Chillingworth seeks revenge but doesn't quite know how to go about it. The minister feels something negative is coming his way, but does not suspect it to come from a trusted colleague. One gesture that I believe foreshadows the presence of something beneath Dimmesdale’s vestment is when he would often grab his chest in stressful experiences would arise. One example from the text
Dimmesdale and Chillingworth both have secrets that make them look and act differently, their secrets affect their character and how they do their job. Dimmesdale is the father of Pearl but he doesn 't want to face the same humiliation as Hester did for his sins. Because of his secret he self punishes and fasts, he also preaches better than he did before although his health is failing. Chillingworth’s secret is that he was the husband of Hester while he was away, before she cheated on him. Chillingworth gets uglier and uglier driven by the need to get revenge on Pearl’s father.
Dimmesdale allows his guilt to overwhelm his soul while also weakening his body. “It seemed hardly the face of a man alive, with such a deathlike hue; it was hardly a man with life in him, that tottered on his path so nervelessly, yet tottered and did not fall” (206). While Chillingworth’s guilt alters his appearance. “Now there was something ugly and evil in his face, which they had not previously noticed, and which grew still the more obvious to sight, the oftener they looked upon him. According to the vulgar idea, the fire in his laboratory had been brought from the lower regions, and was fed with internal fuel; and so, as might be expected, his visage was getting sooty with the smoke” (78).
Hawthorne immediately corrects himself, and says that Chillingworth is more like “a sexton delving into a grave, possibly in quest of a jewel that had been buried on the dead man’s bosom” (125). These comparisons of Chillingworth to a miner and a sexton, and the truth to gold and a jewel emphasizes this obsession that Chillingworth must finding the truth. Chillingworth is “the leech” and he 's by Dimmesdale’s side making him sick.
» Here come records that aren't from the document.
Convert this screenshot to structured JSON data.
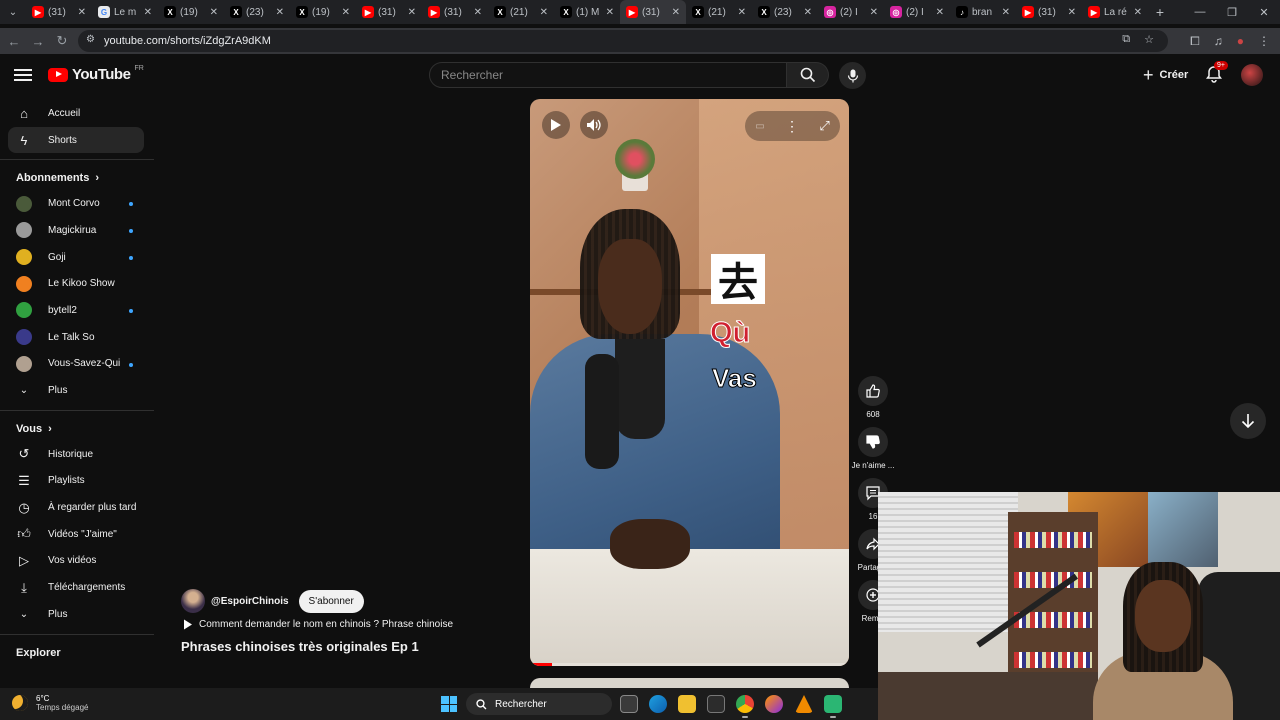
{
  "browser": {
    "tabs": [
      {
        "label": "(31)",
        "icon": "youtube-icon",
        "color": "#ff0000"
      },
      {
        "label": "Le m",
        "icon": "google-icon",
        "color": "#e8eaed"
      },
      {
        "label": "(19)",
        "icon": "x-icon",
        "color": "#000000"
      },
      {
        "label": "(23)",
        "icon": "x-icon",
        "color": "#000000"
      },
      {
        "label": "(19)",
        "icon": "x-icon",
        "color": "#000000"
      },
      {
        "label": "(31)",
        "icon": "youtube-icon",
        "color": "#ff0000"
      },
      {
        "label": "(31)",
        "icon": "youtube-icon",
        "color": "#ff0000"
      },
      {
        "label": "(21)",
        "icon": "x-icon",
        "color": "#000000"
      },
      {
        "label": "(1) M",
        "icon": "x-icon",
        "color": "#000000"
      },
      {
        "label": "(31)",
        "icon": "youtube-icon",
        "color": "#ff0000",
        "active": true
      },
      {
        "label": "(21)",
        "icon": "x-icon",
        "color": "#000000"
      },
      {
        "label": "(23)",
        "icon": "x-icon",
        "color": "#000000"
      },
      {
        "label": "(2) I",
        "icon": "instagram-icon",
        "color": "#d6249f"
      },
      {
        "label": "(2) I",
        "icon": "instagram-icon",
        "color": "#d6249f"
      },
      {
        "label": "bran",
        "icon": "tiktok-icon",
        "color": "#000000"
      },
      {
        "label": "(31)",
        "icon": "youtube-icon",
        "color": "#ff0000"
      },
      {
        "label": "La ré",
        "icon": "youtube-icon",
        "color": "#ff0000"
      }
    ],
    "url": "youtube.com/shorts/iZdgZrA9dKM"
  },
  "header": {
    "logo_text": "YouTube",
    "country_code": "FR",
    "search_placeholder": "Rechercher",
    "create_label": "Créer",
    "notif_badge": "9+"
  },
  "sidebar": {
    "main": [
      {
        "label": "Accueil",
        "icon": "home-icon"
      },
      {
        "label": "Shorts",
        "icon": "shorts-icon",
        "active": true
      }
    ],
    "subs_title": "Abonnements",
    "subs": [
      {
        "label": "Mont Corvo",
        "color": "#4a5a3a",
        "new": true
      },
      {
        "label": "Magickirua",
        "color": "#9a9a9a",
        "new": true
      },
      {
        "label": "Goji",
        "color": "#e0b020",
        "new": true
      },
      {
        "label": "Le Kikoo Show",
        "color": "#f08020",
        "new": false
      },
      {
        "label": "bytell2",
        "color": "#30a040",
        "new": true
      },
      {
        "label": "Le Talk So",
        "color": "#3a3a8a",
        "new": false
      },
      {
        "label": "Vous-Savez-Qui",
        "color": "#b0a090",
        "new": true
      }
    ],
    "subs_more": "Plus",
    "you_title": "Vous",
    "you": [
      {
        "label": "Historique",
        "icon": "history-icon"
      },
      {
        "label": "Playlists",
        "icon": "playlists-icon"
      },
      {
        "label": "À regarder plus tard",
        "icon": "watch-later-icon"
      },
      {
        "label": "Vidéos \"J'aime\"",
        "icon": "liked-icon"
      },
      {
        "label": "Vos vidéos",
        "icon": "your-videos-icon"
      },
      {
        "label": "Téléchargements",
        "icon": "downloads-icon"
      }
    ],
    "you_more": "Plus",
    "explore_title": "Explorer"
  },
  "short": {
    "overlay_char": "去",
    "overlay_pinyin": "Qù",
    "overlay_french": "Vas",
    "channel": "@EspoirChinois",
    "subscribe_label": "S'abonner",
    "sound": "Comment demander le nom en chinois ? Phrase chinoise",
    "title": "Phrases chinoises très originales Ep 1",
    "progress": 0.07
  },
  "actions": {
    "like_count": "608",
    "dislike_label": "Je n'aime ...",
    "comments_count": "16",
    "share_label": "Partager",
    "remix_label": "Remix"
  },
  "taskbar": {
    "temp": "6°C",
    "weather": "Temps dégagé",
    "search_label": "Rechercher"
  }
}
The longer Chillingworth stays with Dimmesdale, the worse Dimmesdale’s condition gets. This is his newfound passion and his persistence won’t allow him to end this hunt for the truth.
Chillingsworth works day in and day out making Dimmesdale sick with work that people will find out what he had done. It's so bad that Dimmesdale starts to do self harm. Chillingworth even goes about so that hester knows what she had done was wrong too and he makes her life like she is walking on
Chillingworth came back into town and learned his wife had conceived a child with someone. He then made up his mind to find the other adulterer and seek revenge on him. When Chillingworth learned that Dimmesdale was the other adulterer, he did everything he could to make Dimmesdale feel worse. This crime was directed at causing pain and suffering to another, making this a terrible sin (“Who”). Chillingworth and Dimmesdale committed two completely different sins.
We are all sinners. Although one may try hard not to sin, all humans eventually succumb at some time or another to sin. While people may not able to avoid the fate which awaits them, the power of free will allows people to decide how they will respond to sin. While some may respond with guilt and regret, others may react with a sense of redemption and a renewed sense of responsibility.